[Supplied records Boundary: Start]

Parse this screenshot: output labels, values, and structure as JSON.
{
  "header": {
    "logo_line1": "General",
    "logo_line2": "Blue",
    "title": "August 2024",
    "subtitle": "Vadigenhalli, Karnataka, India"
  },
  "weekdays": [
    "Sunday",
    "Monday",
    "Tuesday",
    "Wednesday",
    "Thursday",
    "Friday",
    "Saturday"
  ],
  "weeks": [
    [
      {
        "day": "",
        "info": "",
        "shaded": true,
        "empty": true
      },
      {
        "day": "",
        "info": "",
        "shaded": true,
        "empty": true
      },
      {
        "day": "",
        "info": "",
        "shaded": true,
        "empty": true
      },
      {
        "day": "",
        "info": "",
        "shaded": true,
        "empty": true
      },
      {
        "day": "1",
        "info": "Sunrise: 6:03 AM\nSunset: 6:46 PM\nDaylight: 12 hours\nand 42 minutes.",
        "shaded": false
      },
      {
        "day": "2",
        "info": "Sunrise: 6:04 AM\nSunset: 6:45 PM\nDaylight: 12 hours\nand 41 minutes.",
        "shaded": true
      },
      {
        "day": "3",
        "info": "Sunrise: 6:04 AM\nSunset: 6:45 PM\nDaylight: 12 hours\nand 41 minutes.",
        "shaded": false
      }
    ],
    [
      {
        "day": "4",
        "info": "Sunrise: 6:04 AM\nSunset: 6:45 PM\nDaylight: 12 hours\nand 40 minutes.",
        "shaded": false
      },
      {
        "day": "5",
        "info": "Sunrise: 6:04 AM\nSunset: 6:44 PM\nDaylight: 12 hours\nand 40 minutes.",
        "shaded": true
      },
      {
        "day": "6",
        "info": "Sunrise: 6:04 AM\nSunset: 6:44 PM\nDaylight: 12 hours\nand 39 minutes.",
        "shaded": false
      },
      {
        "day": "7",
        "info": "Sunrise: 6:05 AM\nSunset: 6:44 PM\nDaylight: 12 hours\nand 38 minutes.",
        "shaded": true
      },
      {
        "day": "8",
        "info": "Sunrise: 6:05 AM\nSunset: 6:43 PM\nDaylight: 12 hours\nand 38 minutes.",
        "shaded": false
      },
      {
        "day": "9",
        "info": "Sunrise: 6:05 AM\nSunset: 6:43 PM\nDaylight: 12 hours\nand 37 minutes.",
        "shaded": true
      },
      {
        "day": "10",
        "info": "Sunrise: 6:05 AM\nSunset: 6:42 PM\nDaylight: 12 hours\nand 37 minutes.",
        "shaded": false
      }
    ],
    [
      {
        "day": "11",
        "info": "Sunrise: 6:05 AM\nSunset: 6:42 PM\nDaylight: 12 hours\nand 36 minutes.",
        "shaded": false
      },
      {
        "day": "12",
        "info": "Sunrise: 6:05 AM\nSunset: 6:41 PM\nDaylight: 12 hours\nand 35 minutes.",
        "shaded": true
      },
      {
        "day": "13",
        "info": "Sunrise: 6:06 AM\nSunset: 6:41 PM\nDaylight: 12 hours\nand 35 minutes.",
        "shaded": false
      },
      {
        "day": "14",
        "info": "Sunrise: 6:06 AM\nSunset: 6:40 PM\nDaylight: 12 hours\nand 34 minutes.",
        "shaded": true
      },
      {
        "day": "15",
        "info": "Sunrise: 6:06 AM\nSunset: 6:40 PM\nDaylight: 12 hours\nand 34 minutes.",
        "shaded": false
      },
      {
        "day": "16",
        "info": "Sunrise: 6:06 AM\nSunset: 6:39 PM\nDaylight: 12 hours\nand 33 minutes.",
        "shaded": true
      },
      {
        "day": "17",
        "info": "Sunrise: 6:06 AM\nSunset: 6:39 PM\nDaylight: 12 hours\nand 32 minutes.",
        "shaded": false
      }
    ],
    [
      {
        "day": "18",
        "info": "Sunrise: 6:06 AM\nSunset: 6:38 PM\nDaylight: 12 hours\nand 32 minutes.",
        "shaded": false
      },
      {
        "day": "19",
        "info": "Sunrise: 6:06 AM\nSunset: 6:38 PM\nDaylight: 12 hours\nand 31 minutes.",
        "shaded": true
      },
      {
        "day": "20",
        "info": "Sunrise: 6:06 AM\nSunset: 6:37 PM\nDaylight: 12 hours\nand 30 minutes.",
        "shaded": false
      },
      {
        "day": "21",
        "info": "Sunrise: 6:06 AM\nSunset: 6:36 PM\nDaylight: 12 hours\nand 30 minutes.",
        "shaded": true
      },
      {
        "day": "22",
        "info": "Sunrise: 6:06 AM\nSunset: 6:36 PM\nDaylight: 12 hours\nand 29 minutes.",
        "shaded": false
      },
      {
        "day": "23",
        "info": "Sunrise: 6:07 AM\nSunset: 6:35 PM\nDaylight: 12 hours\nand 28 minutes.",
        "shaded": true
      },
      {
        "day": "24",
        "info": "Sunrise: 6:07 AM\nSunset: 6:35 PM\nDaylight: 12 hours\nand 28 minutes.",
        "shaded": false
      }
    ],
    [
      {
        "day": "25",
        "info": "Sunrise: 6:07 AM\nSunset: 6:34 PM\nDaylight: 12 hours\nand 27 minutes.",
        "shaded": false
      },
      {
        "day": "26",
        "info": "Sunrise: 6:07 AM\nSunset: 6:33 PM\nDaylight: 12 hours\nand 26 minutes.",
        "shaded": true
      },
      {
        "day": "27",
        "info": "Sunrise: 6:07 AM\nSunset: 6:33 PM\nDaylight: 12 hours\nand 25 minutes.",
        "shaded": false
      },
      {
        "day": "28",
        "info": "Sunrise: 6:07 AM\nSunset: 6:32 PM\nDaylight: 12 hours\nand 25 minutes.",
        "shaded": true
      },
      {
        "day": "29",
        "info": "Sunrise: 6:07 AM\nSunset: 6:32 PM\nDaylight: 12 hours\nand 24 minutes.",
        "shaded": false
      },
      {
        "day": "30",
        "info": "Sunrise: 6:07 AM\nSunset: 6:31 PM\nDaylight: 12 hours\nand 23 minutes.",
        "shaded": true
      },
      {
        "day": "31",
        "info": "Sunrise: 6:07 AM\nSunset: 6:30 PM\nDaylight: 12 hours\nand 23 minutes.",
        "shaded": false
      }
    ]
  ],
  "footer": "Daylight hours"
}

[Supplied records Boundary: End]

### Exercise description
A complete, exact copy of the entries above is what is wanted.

### Answer area
Parse this screenshot: output labels, values, and structure as JSON.
{
  "header": {
    "logo_line1": "General",
    "logo_line2": "Blue",
    "title": "August 2024",
    "subtitle": "Vadigenhalli, Karnataka, India"
  },
  "weekdays": [
    "Sunday",
    "Monday",
    "Tuesday",
    "Wednesday",
    "Thursday",
    "Friday",
    "Saturday"
  ],
  "weeks": [
    [
      {
        "day": "",
        "info": "",
        "shaded": true,
        "empty": true
      },
      {
        "day": "",
        "info": "",
        "shaded": true,
        "empty": true
      },
      {
        "day": "",
        "info": "",
        "shaded": true,
        "empty": true
      },
      {
        "day": "",
        "info": "",
        "shaded": true,
        "empty": true
      },
      {
        "day": "1",
        "info": "Sunrise: 6:03 AM\nSunset: 6:46 PM\nDaylight: 12 hours\nand 42 minutes.",
        "shaded": false
      },
      {
        "day": "2",
        "info": "Sunrise: 6:04 AM\nSunset: 6:45 PM\nDaylight: 12 hours\nand 41 minutes.",
        "shaded": true
      },
      {
        "day": "3",
        "info": "Sunrise: 6:04 AM\nSunset: 6:45 PM\nDaylight: 12 hours\nand 41 minutes.",
        "shaded": false
      }
    ],
    [
      {
        "day": "4",
        "info": "Sunrise: 6:04 AM\nSunset: 6:45 PM\nDaylight: 12 hours\nand 40 minutes.",
        "shaded": false
      },
      {
        "day": "5",
        "info": "Sunrise: 6:04 AM\nSunset: 6:44 PM\nDaylight: 12 hours\nand 40 minutes.",
        "shaded": true
      },
      {
        "day": "6",
        "info": "Sunrise: 6:04 AM\nSunset: 6:44 PM\nDaylight: 12 hours\nand 39 minutes.",
        "shaded": false
      },
      {
        "day": "7",
        "info": "Sunrise: 6:05 AM\nSunset: 6:44 PM\nDaylight: 12 hours\nand 38 minutes.",
        "shaded": true
      },
      {
        "day": "8",
        "info": "Sunrise: 6:05 AM\nSunset: 6:43 PM\nDaylight: 12 hours\nand 38 minutes.",
        "shaded": false
      },
      {
        "day": "9",
        "info": "Sunrise: 6:05 AM\nSunset: 6:43 PM\nDaylight: 12 hours\nand 37 minutes.",
        "shaded": true
      },
      {
        "day": "10",
        "info": "Sunrise: 6:05 AM\nSunset: 6:42 PM\nDaylight: 12 hours\nand 37 minutes.",
        "shaded": false
      }
    ],
    [
      {
        "day": "11",
        "info": "Sunrise: 6:05 AM\nSunset: 6:42 PM\nDaylight: 12 hours\nand 36 minutes.",
        "shaded": false
      },
      {
        "day": "12",
        "info": "Sunrise: 6:05 AM\nSunset: 6:41 PM\nDaylight: 12 hours\nand 35 minutes.",
        "shaded": true
      },
      {
        "day": "13",
        "info": "Sunrise: 6:06 AM\nSunset: 6:41 PM\nDaylight: 12 hours\nand 35 minutes.",
        "shaded": false
      },
      {
        "day": "14",
        "info": "Sunrise: 6:06 AM\nSunset: 6:40 PM\nDaylight: 12 hours\nand 34 minutes.",
        "shaded": true
      },
      {
        "day": "15",
        "info": "Sunrise: 6:06 AM\nSunset: 6:40 PM\nDaylight: 12 hours\nand 34 minutes.",
        "shaded": false
      },
      {
        "day": "16",
        "info": "Sunrise: 6:06 AM\nSunset: 6:39 PM\nDaylight: 12 hours\nand 33 minutes.",
        "shaded": true
      },
      {
        "day": "17",
        "info": "Sunrise: 6:06 AM\nSunset: 6:39 PM\nDaylight: 12 hours\nand 32 minutes.",
        "shaded": false
      }
    ],
    [
      {
        "day": "18",
        "info": "Sunrise: 6:06 AM\nSunset: 6:38 PM\nDaylight: 12 hours\nand 32 minutes.",
        "shaded": false
      },
      {
        "day": "19",
        "info": "Sunrise: 6:06 AM\nSunset: 6:38 PM\nDaylight: 12 hours\nand 31 minutes.",
        "shaded": true
      },
      {
        "day": "20",
        "info": "Sunrise: 6:06 AM\nSunset: 6:37 PM\nDaylight: 12 hours\nand 30 minutes.",
        "shaded": false
      },
      {
        "day": "21",
        "info": "Sunrise: 6:06 AM\nSunset: 6:36 PM\nDaylight: 12 hours\nand 30 minutes.",
        "shaded": true
      },
      {
        "day": "22",
        "info": "Sunrise: 6:06 AM\nSunset: 6:36 PM\nDaylight: 12 hours\nand 29 minutes.",
        "shaded": false
      },
      {
        "day": "23",
        "info": "Sunrise: 6:07 AM\nSunset: 6:35 PM\nDaylight: 12 hours\nand 28 minutes.",
        "shaded": true
      },
      {
        "day": "24",
        "info": "Sunrise: 6:07 AM\nSunset: 6:35 PM\nDaylight: 12 hours\nand 28 minutes.",
        "shaded": false
      }
    ],
    [
      {
        "day": "25",
        "info": "Sunrise: 6:07 AM\nSunset: 6:34 PM\nDaylight: 12 hours\nand 27 minutes.",
        "shaded": false
      },
      {
        "day": "26",
        "info": "Sunrise: 6:07 AM\nSunset: 6:33 PM\nDaylight: 12 hours\nand 26 minutes.",
        "shaded": true
      },
      {
        "day": "27",
        "info": "Sunrise: 6:07 AM\nSunset: 6:33 PM\nDaylight: 12 hours\nand 25 minutes.",
        "shaded": false
      },
      {
        "day": "28",
        "info": "Sunrise: 6:07 AM\nSunset: 6:32 PM\nDaylight: 12 hours\nand 25 minutes.",
        "shaded": true
      },
      {
        "day": "29",
        "info": "Sunrise: 6:07 AM\nSunset: 6:32 PM\nDaylight: 12 hours\nand 24 minutes.",
        "shaded": false
      },
      {
        "day": "30",
        "info": "Sunrise: 6:07 AM\nSunset: 6:31 PM\nDaylight: 12 hours\nand 23 minutes.",
        "shaded": true
      },
      {
        "day": "31",
        "info": "Sunrise: 6:07 AM\nSunset: 6:30 PM\nDaylight: 12 hours\nand 23 minutes.",
        "shaded": false
      }
    ]
  ],
  "footer": "Daylight hours"
}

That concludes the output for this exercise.